My Kappa and Lambda light-chain numbers are stable, so no changes in the treatment regimen. After I said last month that the doctor visits were getting boring, my sister Renee said that boring is good. I guess she's right.
I think I have a case of startitis. I have three baby blankets on the needles that I have started in the last week. They are numbers four, five and six since I only had two for Alyssa to choose from for a baby shower on May 31. Oh well, that gives me a choice of what kind of knitting I want to do, doesn't it?
I've been listening with special interest to the reports on flooding in Iowa. Several days ago the governor mentioned Oskaloosa. My cousin Valera lives there and her brother John lives in University Park right next to it. In an email yesterday John's wife Prudy said the rivers near them have crested, so they should be OK. Thier main concern is their water supply.
Yesterday All Things Considered reported from Oakville, which is where my cousins Gene, Frank and Donna grew up. Aunt Ruth (Mother's sister) and Uncle Bob have both been dead for several years, and none of the family live there now, but Gene and his wife Mary went there on Sunday to fill sandbags. As they were working, someone came in a vehicle and told them to leave because the levee had been breached upstream.

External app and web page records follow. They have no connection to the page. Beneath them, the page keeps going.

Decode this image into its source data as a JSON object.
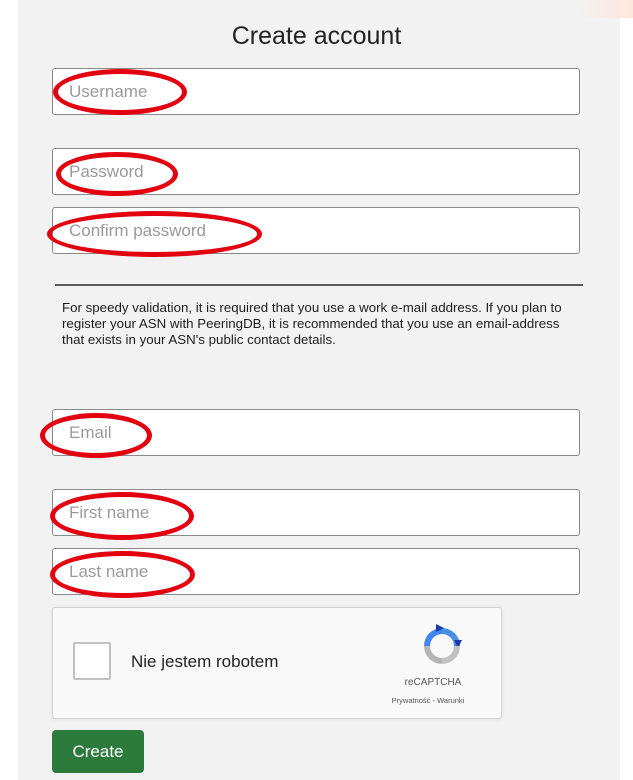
{
  "form": {
    "title": "Create account",
    "fields": {
      "username": {
        "placeholder": "Username",
        "value": ""
      },
      "password": {
        "placeholder": "Password",
        "value": ""
      },
      "confirm_password": {
        "placeholder": "Confirm password",
        "value": ""
      },
      "email": {
        "placeholder": "Email",
        "value": ""
      },
      "first_name": {
        "placeholder": "First name",
        "value": ""
      },
      "last_name": {
        "placeholder": "Last name",
        "value": ""
      }
    },
    "info_text": "For speedy validation, it is required that you use a work e-mail address. If you plan to register your ASN with PeeringDB, it is recommended that you use an email-address that exists in your ASN's public contact details.",
    "submit_label": "Create"
  },
  "captcha": {
    "checkbox_label": "Nie jestem robotem",
    "brand": "reCAPTCHA",
    "links": "Prywatność - Warunki",
    "checked": false
  },
  "annotation": {
    "highlight_color": "#e3000f"
  },
  "colors": {
    "panel_background": "#f2f2f2",
    "button_green": "#2d7a3d"
  }
}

Today All Things Considered was reporting from Mediapolis, where Gene and Mary live.
This morning at the cancer center the new flat-screen TV on the wall (that's an 'improvement' I could do without) was on and they were reporting conditions in Burlington, which is where Donna lives. I haven't heard whether she's affected by the flooding or not. (Frank lives in Chicago.)
Of course all of that water dumps into the Mississippi River and that from the floods in Indiana dumps into the Ohio River. The Ohio flows into the Mississippi about twenty miles from me, and the nearest point on the Mississippi is about fifteen miles from me. That's far enough and I'm high enough that I don't have to worry, but I'm sure the western end of Carlisle County will be inundated. I believe very few people live there, but there are fields there that will probably be lost for this year.
Speaking of fields, on the way to and from Paducah today, I was looking at the fields. The wheat is mostly harvested, the corn is shoulder high, and the soybeans are up. I also saw one tobacco field that had recently been set. Tobacco is not a big crop here like it used to be. I love seeing the seasonal changes in the farms. When Dominic was here, he was not interested. He likes to eat, and he knows where the food comes from, but he seems to have no respect for farmers and their profession. I know I raised him in the Philadelphia metropolitan area, but I thought that with a bunch of farmers among my aunts, uncles and cousins, he'd think highly of farming. Also he and Carmen spent a couple of summers with my parents in central Kentucky. Mom and Daddy worked with dairy farmers, testing milk for butterfat content and keeping records for them, so they would know which cows were making money for them and which ones they should cull from the herd. The kids went to these farms with their Granny and Grandpa, so it's not like they were complete city kids who had never seen a farm. I just can't understand Dominic's attitude; I don't think Carmen shares it.